Through the development of new ways to alter the signal kinetics of the firefly luciferase assay, Bright-Glo, Steady-Glo, and Dual-Glo allowed use of microtiter plates for assays. The add-and-read format simplified sample processing and allowed use of reporter gene assays in very high-throughput applications.Find the Best Reporter Assay
CellTiter-Glo® Cell Viability Assay

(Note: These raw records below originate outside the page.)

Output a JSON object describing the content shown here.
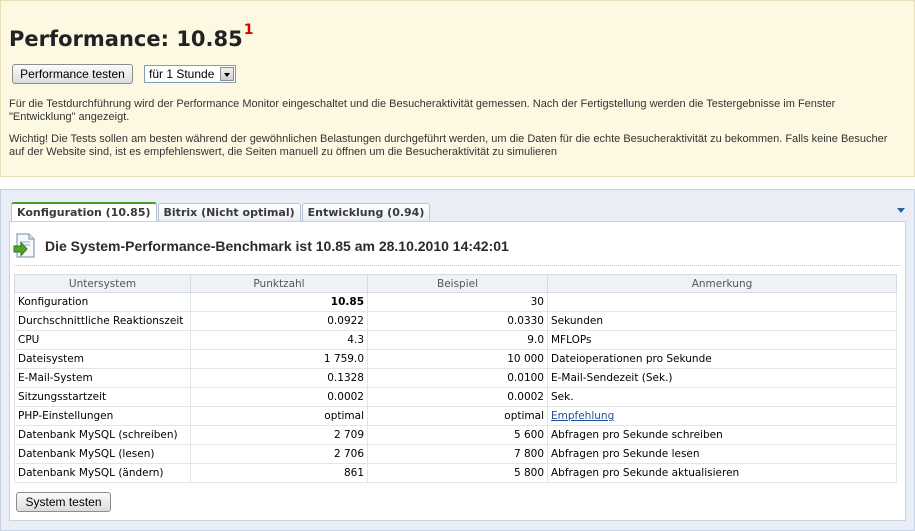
{
  "header": {
    "title": "Performance: 10.85",
    "footnote": "1",
    "test_button": "Performance testen",
    "duration_select": "für 1 Stunde",
    "info1": "Für die Testdurchführung wird der Performance Monitor eingeschaltet und die Besucheraktivität gemessen. Nach der Fertigstellung werden die Testergebnisse im Fenster \"Entwicklung\" angezeigt.",
    "info2": "Wichtig! Die Tests sollen am besten während der gewöhnlichen Belastungen durchgeführt werden, um die Daten für die echte Besucheraktivität zu bekommen. Falls keine Besucher auf der Website sind, ist es empfehlenswert, die Seiten manuell zu öffnen um die Besucheraktivität zu simulieren"
  },
  "tabs": [
    {
      "label": "Konfiguration (10.85)"
    },
    {
      "label": "Bitrix (Nicht optimal)"
    },
    {
      "label": "Entwicklung (0.94)"
    }
  ],
  "benchmark_title": "Die System-Performance-Benchmark ist 10.85 am 28.10.2010 14:42:01",
  "table": {
    "headers": [
      "Untersystem",
      "Punktzahl",
      "Beispiel",
      "Anmerkung"
    ],
    "rows": [
      [
        "Konfiguration",
        "10.85",
        "30",
        ""
      ],
      [
        "Durchschnittliche Reaktionszeit",
        "0.0922",
        "0.0330",
        "Sekunden"
      ],
      [
        "CPU",
        "4.3",
        "9.0",
        "MFLOPs"
      ],
      [
        "Dateisystem",
        "1 759.0",
        "10 000",
        "Dateioperationen pro Sekunde"
      ],
      [
        "E-Mail-System",
        "0.1328",
        "0.0100",
        "E-Mail-Sendezeit (Sek.)"
      ],
      [
        "Sitzungsstartzeit",
        "0.0002",
        "0.0002",
        "Sek."
      ],
      [
        "PHP-Einstellungen",
        "optimal",
        "optimal",
        "Empfehlung"
      ],
      [
        "Datenbank MySQL (schreiben)",
        "2 709",
        "5 600",
        "Abfragen pro Sekunde schreiben"
      ],
      [
        "Datenbank MySQL (lesen)",
        "2 706",
        "7 800",
        "Abfragen pro Sekunde lesen"
      ],
      [
        "Datenbank MySQL (ändern)",
        "861",
        "5 800",
        "Abfragen pro Sekunde aktualisieren"
      ]
    ]
  },
  "system_test_button": "System testen",
  "colors": {
    "info_bg": "#fdf8e1",
    "panel_bg": "#e9eef6",
    "active_tab_accent": "#4e9a2a",
    "footnote": "#dd0000",
    "link": "#1f4f9e"
  }
}
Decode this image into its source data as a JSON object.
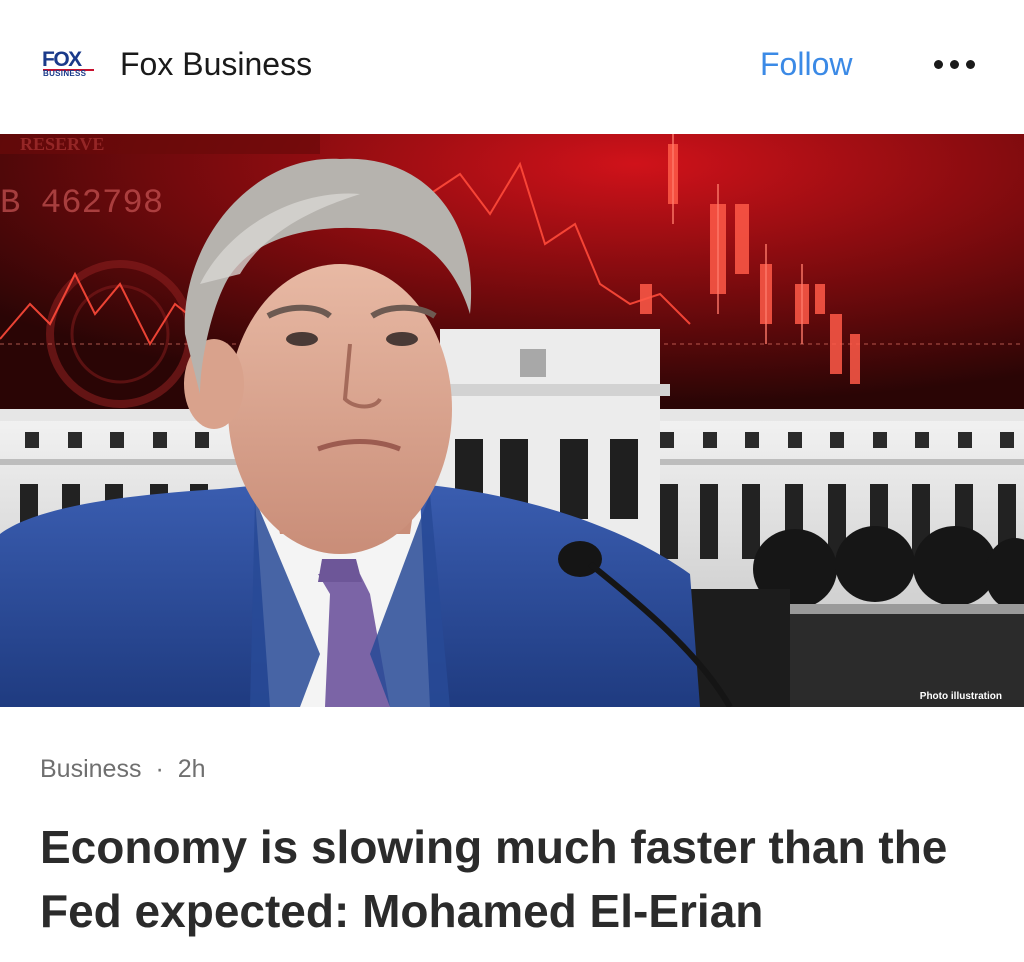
{
  "header": {
    "logo_top": "FOX",
    "logo_bottom": "BUSINESS",
    "publisher_name": "Fox Business",
    "follow_label": "Follow",
    "more_icon": "more-horizontal-icon"
  },
  "hero": {
    "background_text": "RESERVE",
    "serial_text": "B 462798",
    "caption": "Photo illustration"
  },
  "article": {
    "category": "Business",
    "separator": "·",
    "time": "2h",
    "headline": "Economy is slowing much faster than the Fed expected: Mohamed El-Erian"
  },
  "colors": {
    "follow": "#3b8ae6",
    "text_primary": "#1a1a1a",
    "text_secondary": "#6f6f6f",
    "headline": "#2b2b2b",
    "hero_red": "#c8141a"
  }
}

With the development of Ultra-Glo luciferase, it was now possible to make an add-and-read ATP detection assay. ATP has been found to be a key indicator of cell health, making CellTiter-Glo a powerful assay for assessing cell viability especially in higher-throughput applications. The assay principle also lead to other platforms that measure ATP, notably Kinase-Glo (2004) and ADP-Glo (2009) enzyme assays used to study ATPases such as kinases.See How CellTiter-Glo is being used in COVID-19 Research
Caspase-Glo® 3/7 Assay
In addition to measuring the amount of luciferase or ATP in a sample using the firefly luciferase reaction, it is possible to measure changes in substrate (luciferin) concentration. By coupling luciferin with protecting groups that can be reacted upon by different enzyme classes, sensitive, add-and-read assays are possible for these enzymes. Examples include Caspases and other proteases, and Cytochrome P450s.Using Caspase-Glo® Assay in Cancer Research Explore Caspase-Glo®
ONE-Glo™ Luciferase Assay System
With further understanding of the firefly luciferase reaction chemistry and a team of biologists and chemists at Promega, an improved luciferin was created to be better suited for use in typical reporter gene assay applications. This new substrate, fluoroluciferin, is an early example of novel substrate development.Pseudotyped Viral Particles and Luciferase Discover ONE-Glo™
Experience in directed evolution and development of novel substrates came together to design a new luciferase reporter. system Adapted from a shrimp luciferase, the new NanoLuc luciferase was developed to be a small (19kDa) monomer with a unique substrate that offers approximately 100x great sensitivity than the already highly sensitive firefly or Renilla luciferase systems. This novel reporter would be used in many applications and serve as the basis for further technological development.Researchers use NanoLuc Luciferase to Create Models of Cardiovascular Disease
The efforts to develop NanoLuc luciferase resulted in a versatile platform for further developments. The small size and very bright light output from NanoLuc was recognized to offer ideal characteristics as a protein tag. These traits also serve well as a donor for Bioluminescence Resonance Energy Transfer (BRET). A thorough study of a variety of energy-accepting fluorophores found options in the red spectrum that helped eliminate some of the challenges associated with BRET measurements. These fluorophores could be added to molecules such as protein ligands to measure engagement of a target protein or configured as HaloTag ligands to allow detection of protein:protein interactions in live cells.Using NanoBRET to Better Understand the Kinome
With the successful design of NanoLuc, scientists at Promega then endeavored to configure this reporter into a multi-subunit system. The resulting system, termed "NanoLuc Binary Technology" or NanoBiT, is a two part system consisting of an 11 amino acid small tag and a larger, further refined subunit of NanoLuc, LgBiT. Structurally complementation of both parts reconstitutes a bright luciferase enzyme. Affinity of the these subunits can be low as with SmBiT peptide, allowing for creation of protein interaction assays. Or it can be high, as with HiBiT, allowing for self assembly. HiBiT serves as an easily detected, highly sensitive protein tag that, when used with CRIPSR-based tagging, allows for the creation of endogenous reporter models.Adapting NanoBiT to a Biochemical Assay Format
Following on the development of NanoBiT technology, it was recognized that this system could be used to detect a wide variety of analytes through conjugation of components of immunoassays. The resulting platform, now called "Lumit", offers simplified immunoassays with high sensitivity.Explore Lumit™ Technology